The publicity stunt drew local, national and international media attention, and much to the excitement of Team Canada players and staff members, even national broadcaster The Sports Network (TSN) wanted to cover the first-ever official world championship (and they have ever since!).
By the time the Canadian women faced off against rivals the United States in the first-ever gold medal game on March 25, 1990, “pink power” had taken off in full force, with even the Zamboni driver decorating his ice-resurfacer with pink flamingos – and even dressing up as one himself!
The passion behind the pink movement, and of course, the talent and skill of Canada’s National Women’s Team, lead to a 5-2 win over the U.S. to snag the first-ever gold medals and world championship cup handed out to a National Women’s Team by the International Ice Hockey Federation (IIHF).
We now usually see Canada’s National Women’s Team suited up in the traditional red and white our country is accustomed to seeing on the ice, sometimes with some stylish black accents that look sharp on the ice.
Yet sometimes national team jerseys still vary, with some re-designed specific to special events, from the First Nations symbols – a thunderbird and eagle – incorporated into the maple leaf for the Team Canada jerseys worn at the 2010 Olympic Winter Games in Vancouver, B.C., to the black and yellow jerseys worn by Team Canada at the 2013 IIHF Women’s World Championship in Ottawa, Ont., in support of Live Strong, to raise cancer awareness and research.
Sometimes, it’s okay to mix the traditional with the untraditional, especially for a good cause, including promoting the growth of women’s sport. After all, women’s hockey has never really been that traditional, has it? It’s still a fairly new game with much growth and a bright future ahead.
So what has happened to “pink power” since that monumental first IIHF women’s worlds?
Canada’s National Women’s Team actually brought it back retro ’90s style by wearing bright pink jerseys for one game at the 2007 IIHF Women’s World Championship at the MTS Centre in Winnipeg, Man., once again beating rivals the United States 5-4 in a shootout April 7 while wearing the hard-not-to-notice hue. They went on to win that gold medal, too, 5-1 over the U.S. for their ninth straight world championship title. Perhaps pink was a bit of a lucky colour?
Even better, those pink 2007 jerseys were auctioned off on eBay with proceeds going to the Canadian Breast Cancer Foundation, as well as to some grassroots female hockey programming for Hockey Canada.
And now it’s not just the ladies lookin’ so pretty in pink.
It seems that women have paved yet another path forward, broken down yet another gender barrier, by opening up doors for male hockey teams, from minor hockey to the professional level, to adorn specially designed pink jerseys for annual “pink in the rink” games in order to raise awareness and research for breast and other types of cancers.

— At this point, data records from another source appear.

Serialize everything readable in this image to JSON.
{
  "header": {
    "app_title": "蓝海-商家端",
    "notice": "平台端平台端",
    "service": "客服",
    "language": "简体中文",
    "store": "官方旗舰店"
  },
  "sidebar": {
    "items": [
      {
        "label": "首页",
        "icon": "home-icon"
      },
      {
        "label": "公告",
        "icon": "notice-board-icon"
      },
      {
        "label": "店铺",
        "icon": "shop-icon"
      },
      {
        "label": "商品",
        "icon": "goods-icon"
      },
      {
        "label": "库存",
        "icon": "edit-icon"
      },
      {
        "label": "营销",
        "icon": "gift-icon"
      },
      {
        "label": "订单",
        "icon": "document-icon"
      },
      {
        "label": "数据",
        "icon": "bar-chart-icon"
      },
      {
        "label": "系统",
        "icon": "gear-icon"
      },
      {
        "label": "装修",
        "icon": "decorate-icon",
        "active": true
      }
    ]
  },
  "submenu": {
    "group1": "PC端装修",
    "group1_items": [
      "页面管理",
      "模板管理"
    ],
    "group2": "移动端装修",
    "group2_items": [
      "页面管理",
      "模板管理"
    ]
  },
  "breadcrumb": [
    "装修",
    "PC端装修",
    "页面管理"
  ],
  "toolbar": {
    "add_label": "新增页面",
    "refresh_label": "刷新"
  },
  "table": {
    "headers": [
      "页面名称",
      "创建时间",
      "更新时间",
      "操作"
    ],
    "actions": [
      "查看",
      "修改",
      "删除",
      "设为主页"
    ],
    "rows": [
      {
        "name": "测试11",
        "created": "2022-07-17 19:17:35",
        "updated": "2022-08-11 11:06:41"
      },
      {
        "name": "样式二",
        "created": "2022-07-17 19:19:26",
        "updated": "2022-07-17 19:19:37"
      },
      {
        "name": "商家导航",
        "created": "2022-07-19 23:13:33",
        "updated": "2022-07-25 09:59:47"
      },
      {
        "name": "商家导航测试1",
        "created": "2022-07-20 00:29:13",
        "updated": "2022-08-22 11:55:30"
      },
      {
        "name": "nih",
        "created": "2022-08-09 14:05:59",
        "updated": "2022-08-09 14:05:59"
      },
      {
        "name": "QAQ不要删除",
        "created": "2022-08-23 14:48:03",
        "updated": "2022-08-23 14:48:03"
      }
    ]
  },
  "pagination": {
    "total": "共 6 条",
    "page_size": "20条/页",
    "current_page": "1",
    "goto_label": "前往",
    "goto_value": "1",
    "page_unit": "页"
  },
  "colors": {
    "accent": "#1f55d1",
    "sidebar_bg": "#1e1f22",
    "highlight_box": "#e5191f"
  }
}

These boys and men do it to support the strong women in their own lives – mothers, daughters, wives, sisters, aunts, nieces, friends, colleagues – and even many male friends and family members.
And finally, pink is now the official colour worn in the fight against anti-bullying campaigns around the world.
Pink Shirt Day takes place each and every Feb. 26 across the country – in schools, in workplaces, and in ways that continue to break through gender norms and stereotypes. This innovative anti-bullying campaign, by the way, was initiated by some strong and determined Nova Scotia high school kids, willing to step up for a classmate by wearing pink in solidarity with their friend.
So as far as we’re concerned, pink is pretty, powerful – and pretty powerful.